Uncovering Emergent Collaboration Through Community Sensemaking - Part 1
As social media transformed communication in our personal lives, it was not long before companies began positioning themselves to bring a similar transformation to the enterprise. Fostering adoption of enterprise social media has not been easy, especially given prevailing beliefs among many that social media provides little practical benefit. Questions continue to linger in the early stages of deployment as organizations seek to understand the platform’s value proposition for their operational context.
A New Beginning
Friday, August 2nd marked my last official day as Jive’s principal data scientist. Over 2+ years there, working closely with Dave Gutelius, I gained a deeper perspective on enterprise social collaboration and ways in which new analytic capabilities could impact the adoption of social collaboration tools. Moving forward, the time has come to pursue some ideas that have been lingering on our minds for some time.
Illuminating the Social Infrastructure
Recently I participated in The City Resilient, an event organized by PopTech and the Rockefeller Foundation to bring together individuals with diverse backgrounds and experience that share a common interest in advancing the resilience of our communities. Day one of the event consisted of presentations from leading innovators and scholars working on advancing and understanding various aspects of resilience, from the personal to the ecological scale. Day two engaged a smaller group of attendees in a design exercise to generate new concepts that might serve as meaningful responses to the challenges we heard the day prior.
Bias and Self-Interest: Timeless Constraints in the Era of Open Data
Senseless tragedies such as the recent Sandy Hook school shooting in Newtown, Connecticut give us pause as a nation and leave us struggling to understand how these acts happen all too often. With each loss, I begin to wonder if we are learning as a society. Are we truly reflecting on the problem or are we trapped in the same patterns that prevent us from moving forward? A closer look at how we respond hints at an answer.
Cyber 2012: Crossing the Threshold
The evolution of the cyber domain is as fascinating as it is concerning. It is a perfect example of the complexity we constuct in our modern world that provides significant asymmetries in favor of those who choose to attack the system. In 2012, we witnessed the continued evolution of collection and attack capabilities to unprecedented levels. I thought it would be worthwhile to review some highlights from the past year that in my mind only bolster the case for strengthening community resilience before high consequence events occur.
Grappling with Uncertainty
This year, I’ve had the opportunity to speak on several occasions with members of the national security community about organizational resilience in an uncertain world. These presentations have mainly been a continuation of musings that I began last year, leading me to write these two earlier posts on the subject. During these presentations, my aim has always been twofold: to make the audience more cognizant of the limits we face when attempting to reason about our world and to provide a general frame for thinking about operating in an environment that is fundamentally unpredictable.
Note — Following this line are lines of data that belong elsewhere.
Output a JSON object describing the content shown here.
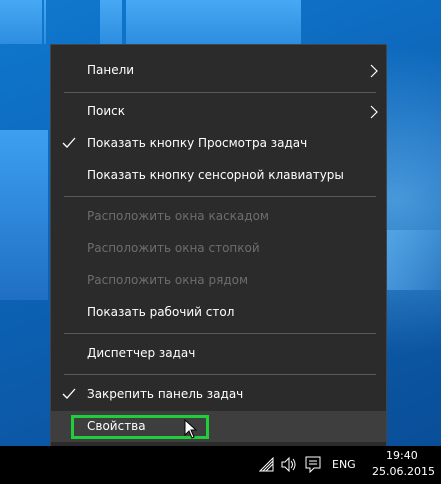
{
  "menu": {
    "items": [
      {
        "label": "Панели",
        "submenu": true
      },
      {
        "label": "Поиск",
        "submenu": true
      },
      {
        "label": "Показать кнопку Просмотра задач",
        "checked": true
      },
      {
        "label": "Показать кнопку сенсорной клавиатуры"
      },
      {
        "label": "Расположить окна каскадом",
        "disabled": true
      },
      {
        "label": "Расположить окна стопкой",
        "disabled": true
      },
      {
        "label": "Расположить окна рядом",
        "disabled": true
      },
      {
        "label": "Показать рабочий стол"
      },
      {
        "label": "Диспетчер задач"
      },
      {
        "label": "Закрепить панель задач",
        "checked": true
      },
      {
        "label": "Свойства",
        "highlighted": true
      }
    ]
  },
  "taskbar": {
    "language": "ENG",
    "time": "19:40",
    "date": "25.06.2015"
  },
  "colors": {
    "menu_bg": "#2b2b2b",
    "highlight_border": "#1ecf39",
    "taskbar_bg": "#000000"
  },
  "icons": [
    "chevron-right-icon",
    "checkmark-icon",
    "mouse-cursor-icon",
    "wifi-icon",
    "volume-icon",
    "notification-icon"
  ]
}
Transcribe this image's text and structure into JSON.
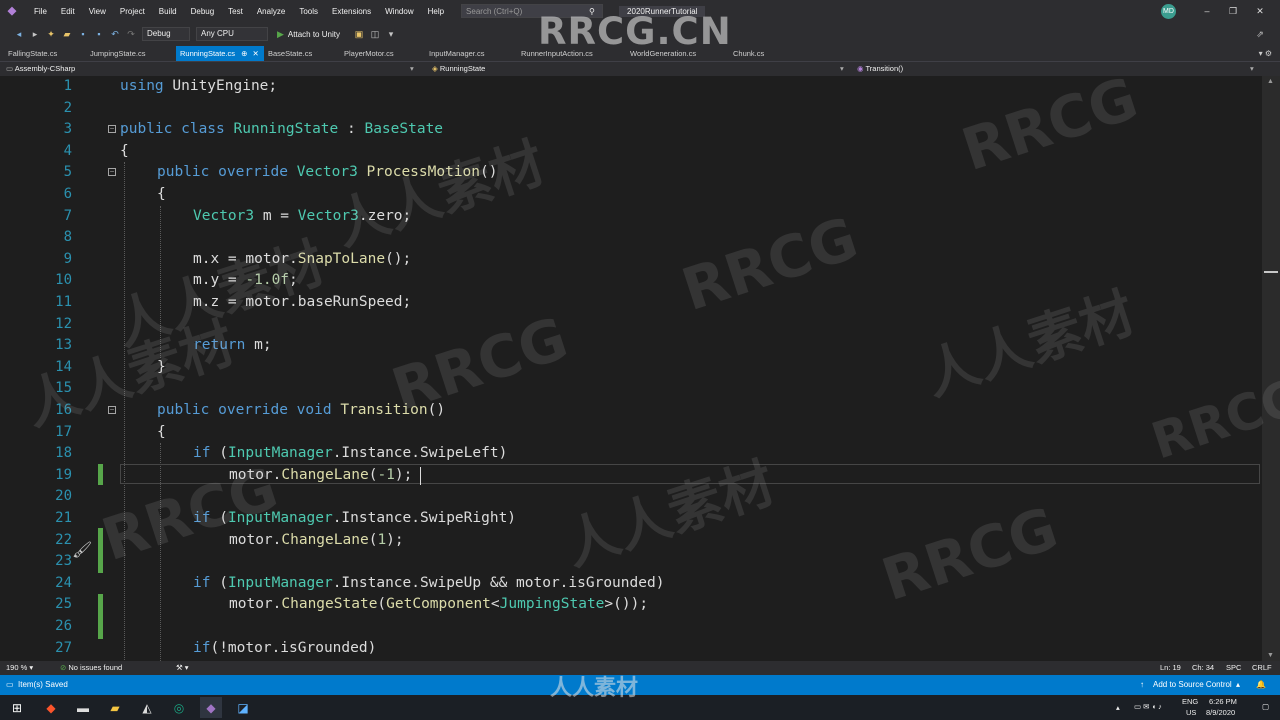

How might we inspire and enable communities to be inherently more resilient to global shocks and adaptive to changing realities? Now, more than ever, it is imperative to search for viable answers to this question. In our globalized world, societies have become more fragile and vulnerable to cascading failures in networks. In domains such as cybersecurity, finance, energy production and distribution, the world continues to build systems whose complexities will never be fully understood.
Building Relationships for Social Good
For some time now, I’ve firmly believed that the novel opportunities for innovation lie at the boundaries between disciplines. My word choice in this statement belies the fact that I’ve spent many years up until recently in the research world. As I reflect on this now, I prefer the more general statement we obtain when replacing disciplines with communities. New opportunities become apparent when ideas and resources that are constrained in separate communities are allowed to mix. Often their mixture is the catalyst for new perspective and, in some cases, new steps forward.
Pursuing Meaningful Questions
Recently I read the description for the upcoming modeling challenge associated with the International Conference on Social Computing, Behavioral-Cultural Modeling, and Prediction. My initial reaction to the challenge can be summarized with one word: disappointment. I find this challenge emblematic of a significant body of research on social media that continues to pursue answers to questions that are misguided or poorly defined, leading to little practical benefit. Without the context of broader challenges, social media research will likely continue to generate results that fail to advance our understanding and deliver actionable insights.
Optimizing Organizational Performance in an Uncertain World - Part 2 - Measure and React
In a January 2011 report, the Economist Intelligence Unit published results from a survey of 300 senior executives from around the globe. The report highlighted a number of key challenges that businesses are grappling with as they face increasing complexity in the business environment. Global businesses serving diverse markets are expected to provide tailored products and more responsive customer service. Meeting these specialized needs while adapting to constraints within each marketplace has complicated decision-making. Meanwhile the timelines for comprehending the risks and making decisions have only grown shorter. How can organizations perform more effectively when faced with these challenges?